• _Prompt_
In the entries below, find every line with the string "label" and copy it.

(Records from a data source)
------

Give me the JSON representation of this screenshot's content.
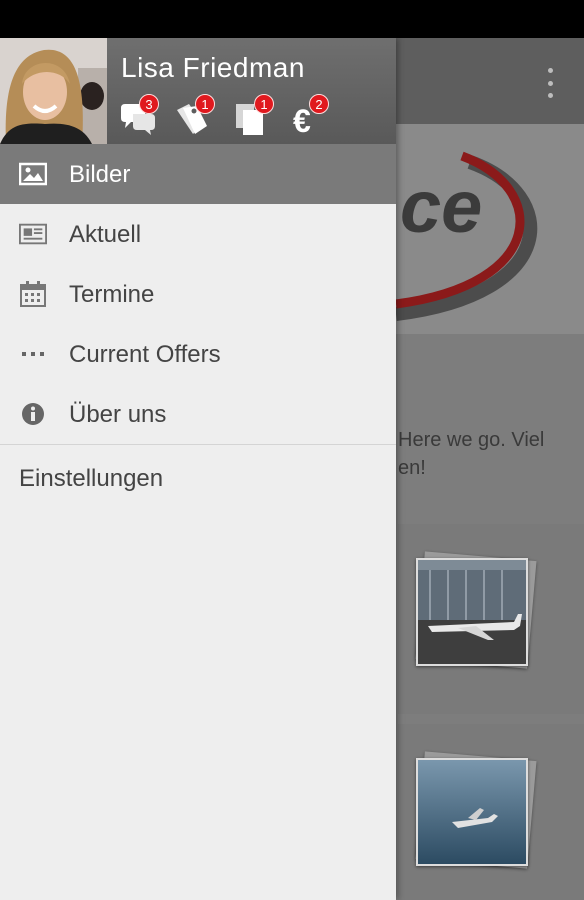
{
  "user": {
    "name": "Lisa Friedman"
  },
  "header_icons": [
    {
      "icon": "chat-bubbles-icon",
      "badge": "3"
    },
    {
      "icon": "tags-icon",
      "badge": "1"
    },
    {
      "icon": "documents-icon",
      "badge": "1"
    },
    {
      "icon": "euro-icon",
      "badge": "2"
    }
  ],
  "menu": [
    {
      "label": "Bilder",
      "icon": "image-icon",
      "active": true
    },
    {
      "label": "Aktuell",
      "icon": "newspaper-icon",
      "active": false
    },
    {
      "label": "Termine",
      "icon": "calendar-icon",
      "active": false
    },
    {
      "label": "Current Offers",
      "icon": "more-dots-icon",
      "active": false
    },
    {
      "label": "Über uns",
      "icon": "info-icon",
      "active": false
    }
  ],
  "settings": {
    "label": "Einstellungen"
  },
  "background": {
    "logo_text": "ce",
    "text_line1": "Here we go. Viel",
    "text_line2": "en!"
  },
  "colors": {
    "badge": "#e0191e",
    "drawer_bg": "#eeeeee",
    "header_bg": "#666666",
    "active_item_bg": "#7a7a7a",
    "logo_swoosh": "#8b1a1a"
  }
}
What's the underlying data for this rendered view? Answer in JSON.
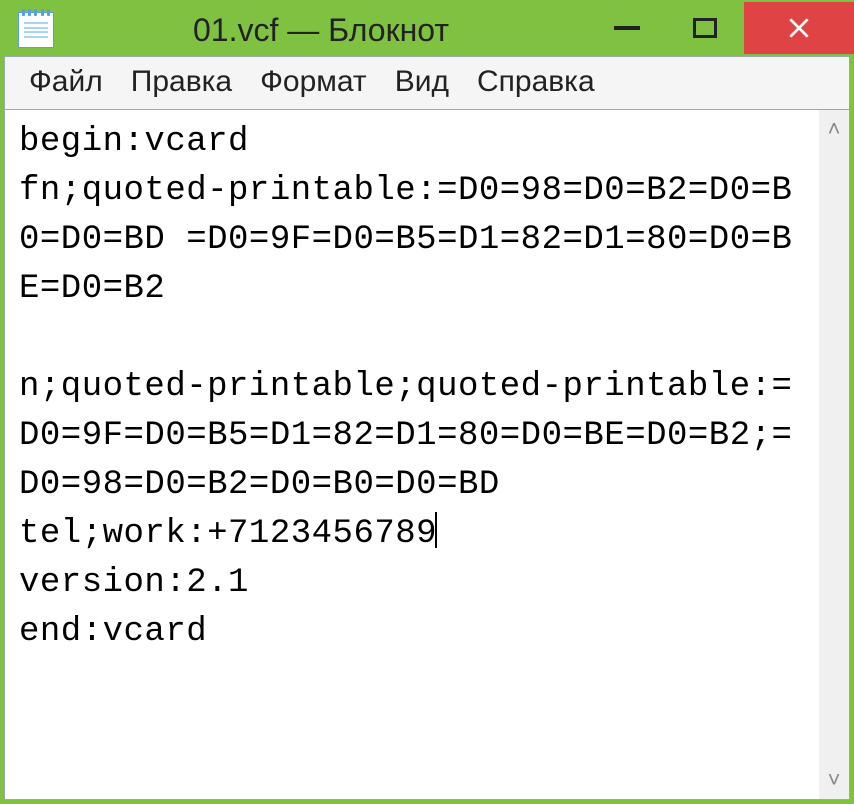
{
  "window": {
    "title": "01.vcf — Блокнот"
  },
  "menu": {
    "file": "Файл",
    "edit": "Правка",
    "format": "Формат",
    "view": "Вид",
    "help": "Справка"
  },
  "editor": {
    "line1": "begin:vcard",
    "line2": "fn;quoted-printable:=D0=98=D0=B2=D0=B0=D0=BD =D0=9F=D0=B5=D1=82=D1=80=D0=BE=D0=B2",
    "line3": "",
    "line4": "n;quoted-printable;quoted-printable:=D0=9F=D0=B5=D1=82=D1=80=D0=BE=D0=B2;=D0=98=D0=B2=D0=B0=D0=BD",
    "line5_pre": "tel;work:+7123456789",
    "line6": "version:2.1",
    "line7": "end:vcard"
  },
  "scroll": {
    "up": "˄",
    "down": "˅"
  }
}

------

• _Result below_
      "label": "Bilder",
      "label": "Aktuell",
      "label": "Termine",
      "label": "Current Offers",
      "label": "Über uns",
    "label": "Einstellungen"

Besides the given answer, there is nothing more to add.